Oil prices are inching higher and for exchange traded fund (
) investors there are several ways to play the future of oil. ETFs
can provide exposure to oil through futures contracts or through
companies that deal directly with oil. Add one more way to get
exposure to that list.
Many countries that are rich in oil have state-owned oil
companies, and the logic goes that if oil does well, then the
economy of the oil rich country will benefit,
remarks Johnathan Bernstein for ETFZone
ETFs to Hedge Rising Oil and Gas Prices - If It
Countries that have the largest proven oil reserves include
Saudi Arabia, Canada, Iran, Iraq, Kuwait, United Arab Emirates,
Venezuela, Russia, Libya and Nigeria, in that order. Only Canada
and Russia have their own country-specific ETF and some regional
ETFs provide exposure to Kuwait, the UAE, and Nigeria. Libya, Iraq,
and Iran, are currently unavailable to U.S. retail investors.
In analyzing the
iShares MSCI Canada (NYSEArca:
against other oil-related ETFs, Bernstein found EWC outperformed,
but it wasn't strictly because of oil's increasing price. Less than
25% of the fund's holdings are in the energy sector, a third of the
allocations make up financial assets and about 20% is in the
industrial materials sector. The sharp re-valuation of financial
assets has helped boost EWC above oil-related ETFs. Additionally,
oil and raw material prices has helped strengthen the Canadian

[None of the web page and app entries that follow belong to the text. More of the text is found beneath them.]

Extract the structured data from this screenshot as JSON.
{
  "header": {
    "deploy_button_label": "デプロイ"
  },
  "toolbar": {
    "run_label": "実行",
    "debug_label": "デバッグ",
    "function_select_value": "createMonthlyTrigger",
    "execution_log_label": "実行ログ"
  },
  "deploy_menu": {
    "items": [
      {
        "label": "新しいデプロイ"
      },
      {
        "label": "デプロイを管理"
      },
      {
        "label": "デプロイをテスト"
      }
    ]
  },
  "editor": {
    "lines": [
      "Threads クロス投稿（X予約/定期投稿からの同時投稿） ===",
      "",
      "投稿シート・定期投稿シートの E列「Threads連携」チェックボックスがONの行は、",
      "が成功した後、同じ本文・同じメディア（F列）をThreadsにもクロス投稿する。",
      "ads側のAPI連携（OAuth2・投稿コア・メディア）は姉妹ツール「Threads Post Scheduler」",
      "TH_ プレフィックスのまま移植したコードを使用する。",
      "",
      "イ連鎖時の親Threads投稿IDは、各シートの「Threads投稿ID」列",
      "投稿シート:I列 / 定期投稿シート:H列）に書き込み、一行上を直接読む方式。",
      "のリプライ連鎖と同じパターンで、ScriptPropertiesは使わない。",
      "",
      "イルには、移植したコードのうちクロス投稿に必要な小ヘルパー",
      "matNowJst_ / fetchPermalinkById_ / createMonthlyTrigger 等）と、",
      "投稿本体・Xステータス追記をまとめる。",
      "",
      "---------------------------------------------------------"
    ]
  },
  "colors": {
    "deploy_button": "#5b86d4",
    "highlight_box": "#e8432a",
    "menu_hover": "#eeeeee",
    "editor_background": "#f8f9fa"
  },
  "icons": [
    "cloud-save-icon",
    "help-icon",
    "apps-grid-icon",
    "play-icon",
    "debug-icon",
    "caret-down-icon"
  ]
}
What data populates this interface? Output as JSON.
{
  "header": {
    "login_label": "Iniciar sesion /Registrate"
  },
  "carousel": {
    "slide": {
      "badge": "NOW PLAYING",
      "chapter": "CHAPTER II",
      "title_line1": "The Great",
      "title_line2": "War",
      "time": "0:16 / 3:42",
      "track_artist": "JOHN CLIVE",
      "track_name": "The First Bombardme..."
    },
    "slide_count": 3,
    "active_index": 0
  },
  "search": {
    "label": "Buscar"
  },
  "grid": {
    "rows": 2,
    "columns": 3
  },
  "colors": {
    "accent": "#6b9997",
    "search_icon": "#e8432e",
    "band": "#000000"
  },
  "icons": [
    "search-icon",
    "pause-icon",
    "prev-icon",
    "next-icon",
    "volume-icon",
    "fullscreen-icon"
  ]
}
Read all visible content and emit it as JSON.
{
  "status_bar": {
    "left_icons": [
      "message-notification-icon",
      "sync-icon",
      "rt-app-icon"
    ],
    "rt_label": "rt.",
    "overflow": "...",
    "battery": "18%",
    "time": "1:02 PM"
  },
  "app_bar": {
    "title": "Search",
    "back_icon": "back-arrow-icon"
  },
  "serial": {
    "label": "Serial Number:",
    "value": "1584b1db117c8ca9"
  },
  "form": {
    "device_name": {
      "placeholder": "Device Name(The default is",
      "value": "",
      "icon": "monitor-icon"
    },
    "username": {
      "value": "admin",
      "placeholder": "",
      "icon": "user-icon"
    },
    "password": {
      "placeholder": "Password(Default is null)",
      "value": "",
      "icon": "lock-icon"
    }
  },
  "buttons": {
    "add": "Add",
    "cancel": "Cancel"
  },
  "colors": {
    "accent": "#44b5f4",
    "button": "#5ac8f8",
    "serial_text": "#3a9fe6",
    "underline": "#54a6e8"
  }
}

dollar - fund assets are denominated in Canadian dollars, which
means higher U.S. dollar returns. [
Canadian Dollar ETF: Why It's Strong.
Market Vectors Gulf States ETF (NYSEArca:
also performed better than oil-related ETFs, but started lagging
when the Dubai World debt crisis hit. The financial sector makes up
more than 60% of the fund. UAE makes up 20% of the fund, Kuwait is
60% and Qatar is 15%. [
Africa ETFs: 5 Plays for a Growing Economy.
With a 40% exposure to energy, the
Russia Market Vectors Russia ETF (NYSEArca:
has reflected Russia's dependence on oil and other raw materials. [
Russia ETFs: Ready to Power Up?
The same can be said for African countries like Libya and
Nigeria, which are represented in the
Market Vectors Africa (NYSEArca:
. Nigeria makes up 20% of the fund, South Africa is 30%, Morocco
and Egypt together is 30%. AFK only has around 10% direct exposure
to energy companies.
Other ETFs that include oil-rich countries include:
WisdomTree Middle East Dividend (NASDAQ:
PowerShares MENA Frontier Countries (
For more information on oil, visit our
Max Chen contributed to this article.